(Stored dataset items)
=======

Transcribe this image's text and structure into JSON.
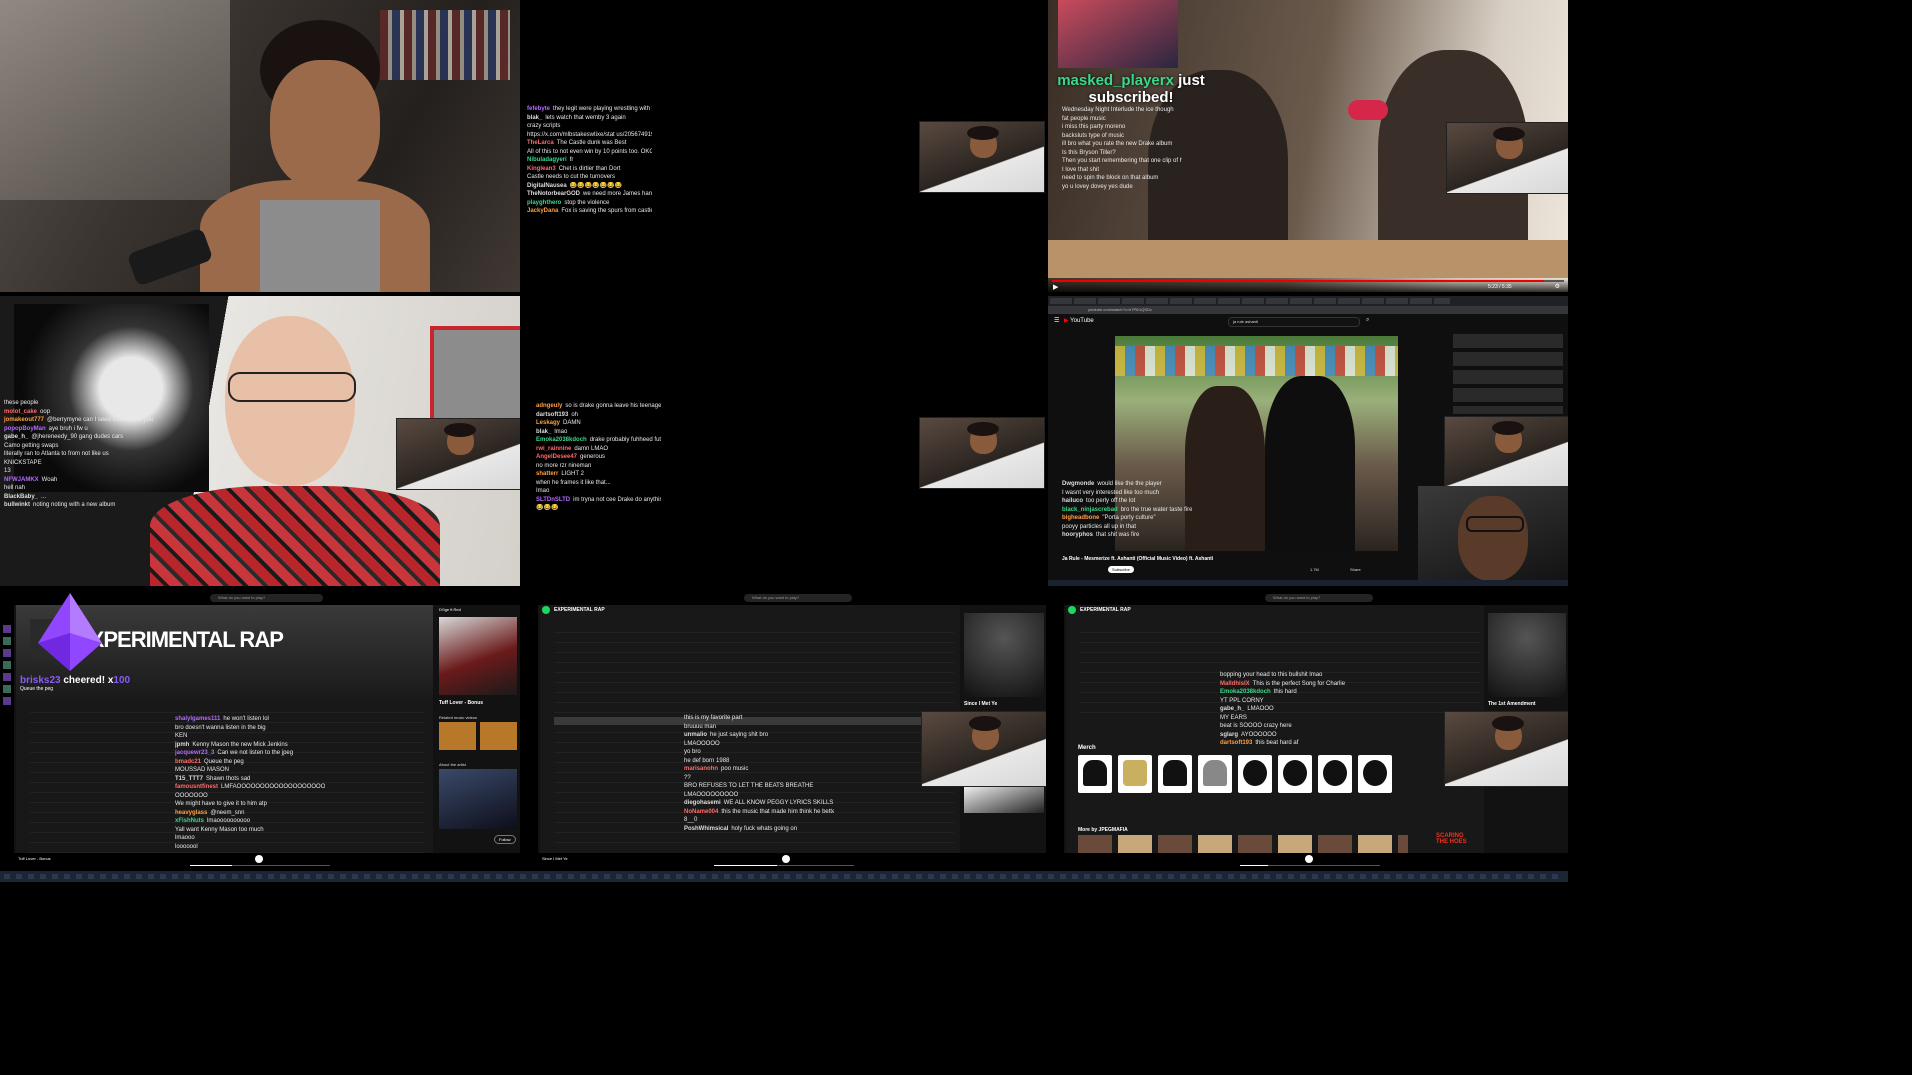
{
  "tiles": {
    "tl": {
      "desc_colors": {
        "bg": "#3a3531"
      }
    },
    "tm": {
      "chat": [
        {
          "user": "fefebyte",
          "color": "#b36bff",
          "msg": "they legit were playing wrestling with wemby last game"
        },
        {
          "user": "blak_",
          "color": "#ddd",
          "msg": "lets watch that wemby 3 again"
        },
        {
          "user": "",
          "color": "#ddd",
          "msg": "crazy scripts"
        },
        {
          "user": "",
          "color": "#ddd",
          "msg": "https://x.com/mlbstakeswtixe/stat us/2056749195213127937?s=46"
        },
        {
          "user": "TheLarca",
          "color": "#ff6b6b",
          "msg": "The Castle dunk was Best"
        },
        {
          "user": "",
          "color": "#ddd",
          "msg": "All of this to not even win by 10 points too. OKC ARE WASHED"
        },
        {
          "user": "Nibuladagyeri",
          "color": "#3bd88a",
          "msg": "fr"
        },
        {
          "user": "Kinglean3",
          "color": "#ff6b6b",
          "msg": "Chet is dirtier than Dort"
        },
        {
          "user": "",
          "color": "#ddd",
          "msg": "Castle needs to cut the turnovers"
        },
        {
          "user": "DigitalNausea",
          "color": "#ddd",
          "msg": "😂😂😂😂😂😂😂"
        },
        {
          "user": "TheNotorbearGOD",
          "color": "#ddd",
          "msg": "we need more James hardens"
        },
        {
          "user": "playghthero",
          "color": "#3bd88a",
          "msg": "stop the violence"
        },
        {
          "user": "JackyDana",
          "color": "#ff9f43",
          "msg": "Fox is saving the spurs from castle next game"
        }
      ]
    },
    "tr": {
      "sub_name": "masked_playerx",
      "sub_text_1": "just",
      "sub_text_2": "subscribed!",
      "chat": [
        {
          "user": "",
          "color": "#ff6b6b",
          "msg": "Wednesday Night Interlude the ice though"
        },
        {
          "user": "",
          "color": "#ddd",
          "msg": "fat people music"
        },
        {
          "user": "",
          "color": "#ddd",
          "msg": "i miss this party moreno"
        },
        {
          "user": "",
          "color": "#ddd",
          "msg": "backsluts type of music"
        },
        {
          "user": "",
          "color": "#ddd",
          "msg": "ill bro what you rate the new Drake album"
        },
        {
          "user": "",
          "color": "#ddd",
          "msg": "Is this Bryson Tiller?"
        },
        {
          "user": "",
          "color": "#ddd",
          "msg": "Then you start remembering that one clip of him Lol"
        },
        {
          "user": "",
          "color": "#ddd",
          "msg": "I love that shit"
        },
        {
          "user": "",
          "color": "#ddd",
          "msg": "need to spin the block on that album"
        },
        {
          "user": "",
          "color": "#ddd",
          "msg": "yo u lovey dovey yes dude"
        }
      ],
      "time": "5:23 / 5:35"
    },
    "ml": {
      "chat": [
        {
          "user": "",
          "color": "#ddd",
          "msg": "these people"
        },
        {
          "user": "molot_cake",
          "color": "#ff6b6b",
          "msg": "oop"
        },
        {
          "user": "jomakeout777",
          "color": "#ff9f43",
          "msg": "@berrymyne can I seed this man to you from my bb?"
        },
        {
          "user": "popopBoyMan",
          "color": "#b36bff",
          "msg": "aye bruh i fw u"
        },
        {
          "user": "gabe_h_",
          "color": "#ddd",
          "msg": "@jhereneedy_90 gang dudes cars"
        },
        {
          "user": "",
          "color": "#3bd88a",
          "msg": "Camo getting swaps"
        },
        {
          "user": "",
          "color": "#ddd",
          "msg": "literally ran to Atlanta to from not like us"
        },
        {
          "user": "",
          "color": "#ddd",
          "msg": "KNICKSTAPE"
        },
        {
          "user": "",
          "color": "#ddd",
          "msg": "13"
        },
        {
          "user": "NFWJAMKX",
          "color": "#b36bff",
          "msg": "Woah"
        },
        {
          "user": "",
          "color": "#ddd",
          "msg": "hell nah"
        },
        {
          "user": "BlackBaby_",
          "color": "#ddd",
          "msg": "..."
        },
        {
          "user": "bullwinkt",
          "color": "#ddd",
          "msg": "noting noting with a new album"
        }
      ]
    },
    "mm": {
      "chat": [
        {
          "user": "adngeuly",
          "color": "#ff9f43",
          "msg": "so is drake gonna leave his teenage angst mental state by age 50? I just can't believe the way he acts while 40."
        },
        {
          "user": "dartsoft193",
          "color": "#ddd",
          "msg": "oh"
        },
        {
          "user": "Leskagy",
          "color": "#ff9f43",
          "msg": "DAMN"
        },
        {
          "user": "blak_",
          "color": "#ddd",
          "msg": "lmao"
        },
        {
          "user": "Emoka2038kdoch",
          "color": "#3bd88a",
          "msg": "drake probably fuhheed futures fuuzz"
        },
        {
          "user": "rwi_rainnine",
          "color": "#ff6b6b",
          "msg": "damn LMAO"
        },
        {
          "user": "AngelDesee47",
          "color": "#ff6b6b",
          "msg": "generous"
        },
        {
          "user": "",
          "color": "#3bd88a",
          "msg": "no more rzr nineman"
        },
        {
          "user": "shatterr",
          "color": "#ff9f43",
          "msg": "LIGHT 2"
        },
        {
          "user": "",
          "color": "#ddd",
          "msg": "when he frames it like that..."
        },
        {
          "user": "",
          "color": "#ddd",
          "msg": "Imao"
        },
        {
          "user": "SLTDnSLTD",
          "color": "#b36bff",
          "msg": "im tryna not cee Drake do anything"
        },
        {
          "user": "",
          "color": "#ddd",
          "msg": "😂😂😂"
        }
      ]
    },
    "mr": {
      "url": "youtube.com/watch?v=h7PIKrQSDc",
      "search": "ja rule ashanti",
      "video_title": "Ja Rule - Mesmerize ft. Ashanti (Official Music Video) ft. Ashanti",
      "subscribe": "Subscribe",
      "likes": "1.7M",
      "share": "Share",
      "chat": [
        {
          "user": "Dwgmonde",
          "color": "#ddd",
          "msg": "would like the the player"
        },
        {
          "user": "",
          "color": "#ddd",
          "msg": "I wasnt very interested like too much"
        },
        {
          "user": "hailuco",
          "color": "#ddd",
          "msg": "too perly off the lot"
        },
        {
          "user": "black_ninjascrebad",
          "color": "#3bd88a",
          "msg": "bro the true water taste fire"
        },
        {
          "user": "bigheadbone",
          "color": "#ff9f43",
          "msg": "\"Porta porty culture\""
        },
        {
          "user": "",
          "color": "#ddd",
          "msg": "pooyy particles all up in that"
        },
        {
          "user": "hooryphos",
          "color": "#ddd",
          "msg": "that shit was fire"
        }
      ]
    },
    "bl": {
      "search_placeholder": "What do you want to play?",
      "playlist_title": "EXPERIMENTAL RAP",
      "cheer_user": "brisks23",
      "cheer_text": "cheered! x",
      "cheer_amount": "100",
      "queue_text": "Queue the peg",
      "right_title": "Tuff Lover - Bonus",
      "right_header": "Di'Ige ft Red",
      "related": "Related music videos",
      "about": "About the artist",
      "follow": "Follow",
      "chat": [
        {
          "user": "shalylgames111",
          "color": "#b36bff",
          "msg": "he won't listen lol"
        },
        {
          "user": "",
          "color": "#ddd",
          "msg": "bro doesn't wanna listen in the big"
        },
        {
          "user": "",
          "color": "#ddd",
          "msg": "KEN"
        },
        {
          "user": "jpmh",
          "color": "#ddd",
          "msg": "Kenny Mason the new Mick Jenkins"
        },
        {
          "user": "jacquewr23_3",
          "color": "#b36bff",
          "msg": "Can we not listen to the jpeg"
        },
        {
          "user": "bmadc21",
          "color": "#ff6b6b",
          "msg": "Queue the peg"
        },
        {
          "user": "",
          "color": "#ddd",
          "msg": "MOUSSAD MASON"
        },
        {
          "user": "T15_TTT7",
          "color": "#ddd",
          "msg": "Shawn thots sad"
        },
        {
          "user": "famousntfinest",
          "color": "#ff6b6b",
          "msg": "LMFAOOOOOOOOOOOOOOOOOOOOO"
        },
        {
          "user": "",
          "color": "#ddd",
          "msg": "OOOOOOO"
        },
        {
          "user": "",
          "color": "#ddd",
          "msg": "We might have to give it to him atp"
        },
        {
          "user": "heavyglass",
          "color": "#ff9f43",
          "msg": "@neem_snn"
        },
        {
          "user": "xFishNuts",
          "color": "#3bd88a",
          "msg": "lmaoooooooooo"
        },
        {
          "user": "",
          "color": "#ddd",
          "msg": "Yall want Kenny Mason too much"
        },
        {
          "user": "",
          "color": "#ddd",
          "msg": "lmaooo"
        },
        {
          "user": "",
          "color": "#ddd",
          "msg": "looooool"
        }
      ],
      "now_playing": "Tuff Lover - Bonus"
    },
    "bm": {
      "search_placeholder": "What do you want to play?",
      "playlist_title": "EXPERIMENTAL RAP",
      "right_title": "Since I Met Ye",
      "chat": [
        {
          "user": "",
          "color": "#ddd",
          "msg": "this is my favorite part"
        },
        {
          "user": "",
          "color": "#ff6b6b",
          "msg": "bruuuu man"
        },
        {
          "user": "unmalio",
          "color": "#ddd",
          "msg": "he just saying shit bro"
        },
        {
          "user": "",
          "color": "#ddd",
          "msg": "LMAOOOOO"
        },
        {
          "user": "",
          "color": "#ddd",
          "msg": "yo bro"
        },
        {
          "user": "",
          "color": "#ddd",
          "msg": "he def born 1988"
        },
        {
          "user": "marisanohn",
          "color": "#ff6b6b",
          "msg": "poo music"
        },
        {
          "user": "",
          "color": "#ddd",
          "msg": "??"
        },
        {
          "user": "",
          "color": "#ddd",
          "msg": "BRO REFUSES TO LET THE BEATS BREATHE"
        },
        {
          "user": "",
          "color": "#ddd",
          "msg": "LMAOOOOOOOOO"
        },
        {
          "user": "diegohasemi",
          "color": "#ddd",
          "msg": "WE ALL KNOW PEGGY LYRICS SKILLS ARE 2/10 LOL"
        },
        {
          "user": "NoName004",
          "color": "#ff6b6b",
          "msg": "this the music that made him think he better than self?"
        },
        {
          "user": "",
          "color": "#ddd",
          "msg": "8__0"
        },
        {
          "user": "PoshWhimsical",
          "color": "#ddd",
          "msg": "holy fuck whats going on"
        }
      ],
      "now_playing": "Since I Met Ye"
    },
    "br": {
      "search_placeholder": "What do you want to play?",
      "playlist_title": "EXPERIMENTAL RAP",
      "right_title": "The 1st Amendment",
      "merch_label": "Merch",
      "more_by": "More by JPEGMAFIA",
      "scaring": "SCARING THE HOES",
      "chat": [
        {
          "user": "",
          "color": "#ddd",
          "msg": "bopping your head to this bullshit lmao"
        },
        {
          "user": "MalldhisIX",
          "color": "#ff6b6b",
          "msg": "This is the perfect Song for Charlie"
        },
        {
          "user": "Emoka2038kdoch",
          "color": "#3bd88a",
          "msg": "this hard"
        },
        {
          "user": "",
          "color": "#ddd",
          "msg": "YT PPL CORNY"
        },
        {
          "user": "gabe_h_",
          "color": "#ddd",
          "msg": "LMAOOO"
        },
        {
          "user": "",
          "color": "#ddd",
          "msg": "MY EARS"
        },
        {
          "user": "",
          "color": "#ddd",
          "msg": "beat is SOOOO crazy here"
        },
        {
          "user": "sglarg",
          "color": "#ddd",
          "msg": "AYOOOOOO"
        },
        {
          "user": "dartsoft193",
          "color": "#ff9f43",
          "msg": "this beat hard af"
        }
      ]
    }
  }
}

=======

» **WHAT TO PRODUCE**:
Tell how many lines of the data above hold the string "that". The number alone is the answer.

» **TASK ANSWER**:
8